=== Problem to work on ===
Pull out every line below that holds the word "content".

=== Dataset ===
☆ ☆ ☆ ☆

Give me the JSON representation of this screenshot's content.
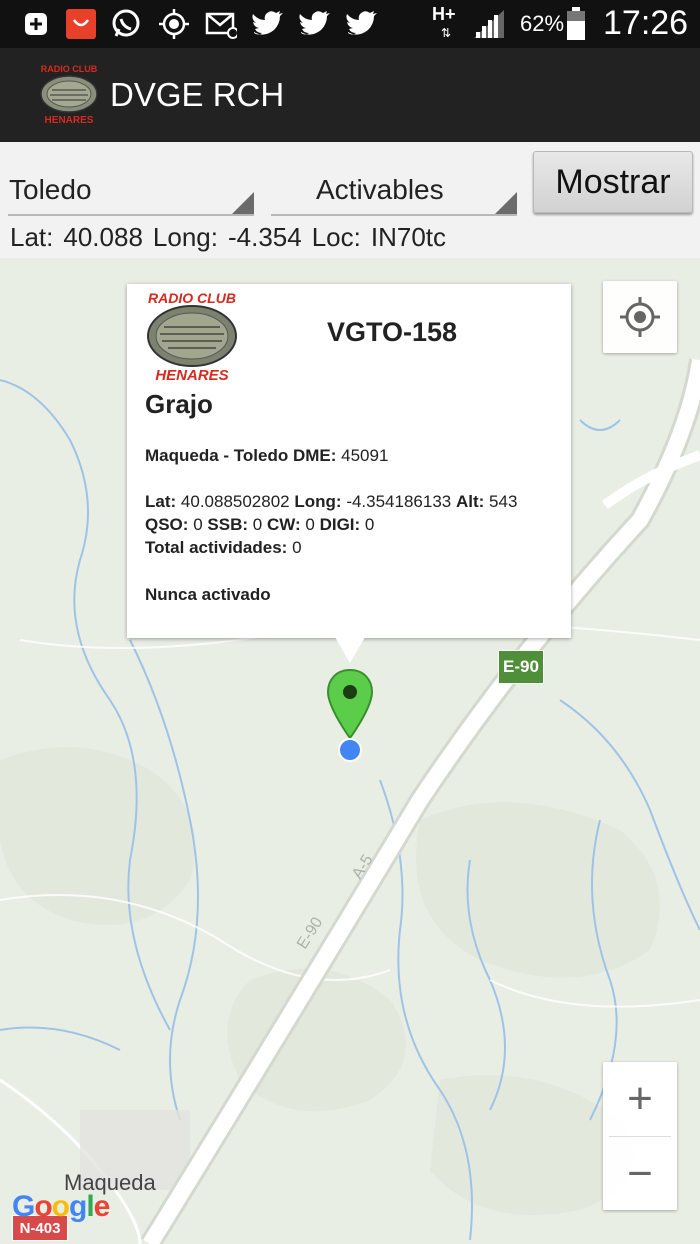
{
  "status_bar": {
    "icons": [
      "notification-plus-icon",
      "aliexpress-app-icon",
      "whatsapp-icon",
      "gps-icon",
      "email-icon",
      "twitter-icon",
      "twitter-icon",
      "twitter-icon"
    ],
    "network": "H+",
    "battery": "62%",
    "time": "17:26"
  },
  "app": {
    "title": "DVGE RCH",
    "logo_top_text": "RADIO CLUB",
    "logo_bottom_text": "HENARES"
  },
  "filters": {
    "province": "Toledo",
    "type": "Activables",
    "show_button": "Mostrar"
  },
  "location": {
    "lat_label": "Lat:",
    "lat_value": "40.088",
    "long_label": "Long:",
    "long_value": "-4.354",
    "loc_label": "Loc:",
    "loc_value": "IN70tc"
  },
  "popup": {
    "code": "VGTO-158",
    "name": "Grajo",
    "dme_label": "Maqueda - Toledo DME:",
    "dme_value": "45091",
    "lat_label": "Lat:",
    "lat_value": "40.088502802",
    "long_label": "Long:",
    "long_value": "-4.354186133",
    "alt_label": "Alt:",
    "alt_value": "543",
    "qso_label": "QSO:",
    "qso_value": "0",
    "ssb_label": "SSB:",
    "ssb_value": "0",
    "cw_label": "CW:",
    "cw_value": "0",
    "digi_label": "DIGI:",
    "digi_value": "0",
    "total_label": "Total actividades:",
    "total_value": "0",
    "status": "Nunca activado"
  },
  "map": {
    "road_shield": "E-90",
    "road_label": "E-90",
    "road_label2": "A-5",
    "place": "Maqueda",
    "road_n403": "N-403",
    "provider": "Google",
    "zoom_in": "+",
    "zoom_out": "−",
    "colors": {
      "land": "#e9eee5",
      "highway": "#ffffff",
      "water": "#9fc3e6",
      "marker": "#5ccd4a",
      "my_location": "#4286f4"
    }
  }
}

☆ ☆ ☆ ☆

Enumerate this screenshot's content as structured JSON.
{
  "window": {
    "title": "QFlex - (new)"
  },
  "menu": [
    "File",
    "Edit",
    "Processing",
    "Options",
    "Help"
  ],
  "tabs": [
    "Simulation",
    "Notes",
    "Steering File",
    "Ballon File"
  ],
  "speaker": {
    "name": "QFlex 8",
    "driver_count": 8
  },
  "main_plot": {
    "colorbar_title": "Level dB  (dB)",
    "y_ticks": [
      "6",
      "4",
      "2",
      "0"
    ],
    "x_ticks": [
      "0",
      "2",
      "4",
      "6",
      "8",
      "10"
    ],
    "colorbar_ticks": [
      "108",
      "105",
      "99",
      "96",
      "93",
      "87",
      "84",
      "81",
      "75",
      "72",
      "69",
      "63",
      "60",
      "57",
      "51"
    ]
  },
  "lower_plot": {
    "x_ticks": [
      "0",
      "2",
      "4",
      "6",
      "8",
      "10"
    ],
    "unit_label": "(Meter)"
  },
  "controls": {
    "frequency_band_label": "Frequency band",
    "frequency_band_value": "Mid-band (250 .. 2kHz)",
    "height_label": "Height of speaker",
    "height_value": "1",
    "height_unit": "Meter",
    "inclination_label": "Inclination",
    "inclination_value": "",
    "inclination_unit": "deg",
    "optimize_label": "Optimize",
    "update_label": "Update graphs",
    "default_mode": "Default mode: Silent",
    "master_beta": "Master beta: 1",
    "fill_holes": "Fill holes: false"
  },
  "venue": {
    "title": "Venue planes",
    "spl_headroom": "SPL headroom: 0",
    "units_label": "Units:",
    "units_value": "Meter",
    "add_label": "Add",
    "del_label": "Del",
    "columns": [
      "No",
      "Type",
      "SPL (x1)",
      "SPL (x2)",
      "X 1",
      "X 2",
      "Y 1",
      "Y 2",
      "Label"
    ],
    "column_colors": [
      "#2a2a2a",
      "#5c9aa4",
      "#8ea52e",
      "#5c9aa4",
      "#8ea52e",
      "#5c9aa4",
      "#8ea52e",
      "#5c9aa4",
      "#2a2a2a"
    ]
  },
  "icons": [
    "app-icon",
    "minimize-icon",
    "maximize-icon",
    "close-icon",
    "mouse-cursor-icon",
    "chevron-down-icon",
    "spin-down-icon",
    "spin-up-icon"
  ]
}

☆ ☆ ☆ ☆

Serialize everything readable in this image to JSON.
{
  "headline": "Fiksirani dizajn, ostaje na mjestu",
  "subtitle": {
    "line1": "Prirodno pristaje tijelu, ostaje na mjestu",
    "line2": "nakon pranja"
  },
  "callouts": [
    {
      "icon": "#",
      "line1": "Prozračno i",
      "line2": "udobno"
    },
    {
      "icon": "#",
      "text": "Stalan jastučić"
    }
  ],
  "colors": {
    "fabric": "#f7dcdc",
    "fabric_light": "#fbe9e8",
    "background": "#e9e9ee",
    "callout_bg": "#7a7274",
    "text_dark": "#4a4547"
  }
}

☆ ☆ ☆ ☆

=== Task response ===
Give me the JSON representation of this screenshot's content.
Enumerate this screenshot's content as structured JSON.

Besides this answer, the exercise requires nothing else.